The Kingdom of Cambodia has a fledgling football community. You get the most comprehensive coverage here.
Wednesday, July 31, 2013
Disaster waiting to happen
Cambodia's football authorities are setting the national football team up for another big fall. Their next serious international competition is the SEA Games in December, which will be held in Myanmar. That's five months away. Cambodia have yet to publicly announce the return of Lee Tae-Hoon as the national team coach, though its been reported in the local media, so presumably the first task he will undertake is to put together a squad to compete in the SEA Games. That's an under-23 competition. And that's where the decision-makers at the federation have lost valuable time compared with their southeast asian neighbours, who've stolen a march by having their teams picked and in training for the past few months. As far as I can tell, only Cambodia have yet to get off their butts and organise their SEA Games football team. Take the minnows of Brunei for example. They've had their squad picked and in training every day since April. They have a friendly coming up against Indonesia, runner's up in the last competition, very soon and Indonesia have been in training since May and playing games. Vietnam have been indulging in friendlies against opposition from Japan and France, whilst Myanmar are training with the South Korean team and will play Hong Kong next month. Malaysia are taking it so seriously that they've been over in Eastern Europe for seven months playing a series of friendly matches against club sides.

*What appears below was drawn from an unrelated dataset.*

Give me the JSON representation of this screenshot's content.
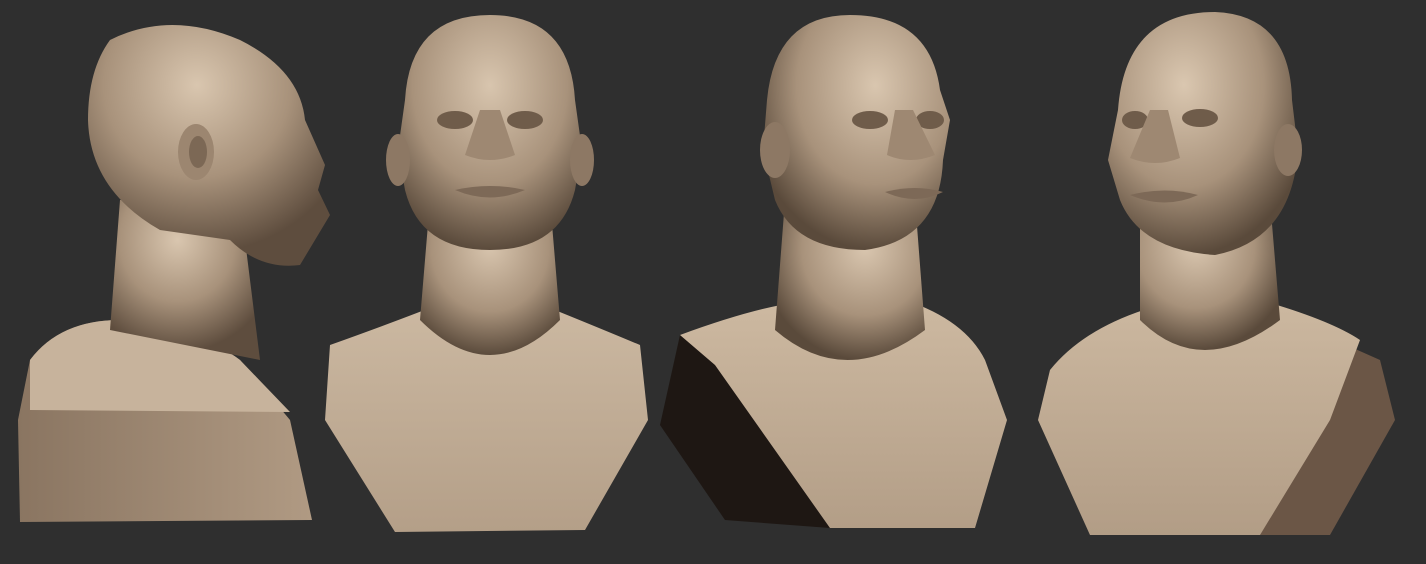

Pre-Games favourties Thailand have appointed Zico as their coach and mean business, playing most of their squad in this week's friendly against visiting Liverpool, as do Singapore, who recently beat Indonesia in a friendly as part of their build-up. In fact every country has got their act together, except Cambodia. The lack of preparation is telling and even though the Mekong BIDC Cup competition will be held in Phnom Penh in November, that's too little too late, in terms of gelling together a squad capable of competing against any of their SEA neighbours. In reality, its a disaster waiting to happen as the football authorities once again fail miserably to plan ahead and make decisions that are beneficial to the nation's footballing reputation. November 2011 was the last SEA Games debacle for Cambodia, which brought four defeats in as many games under the stewardship of Lee Tae-Hoon, in his previous stint in charge, and I see a very similar story playing out this time around.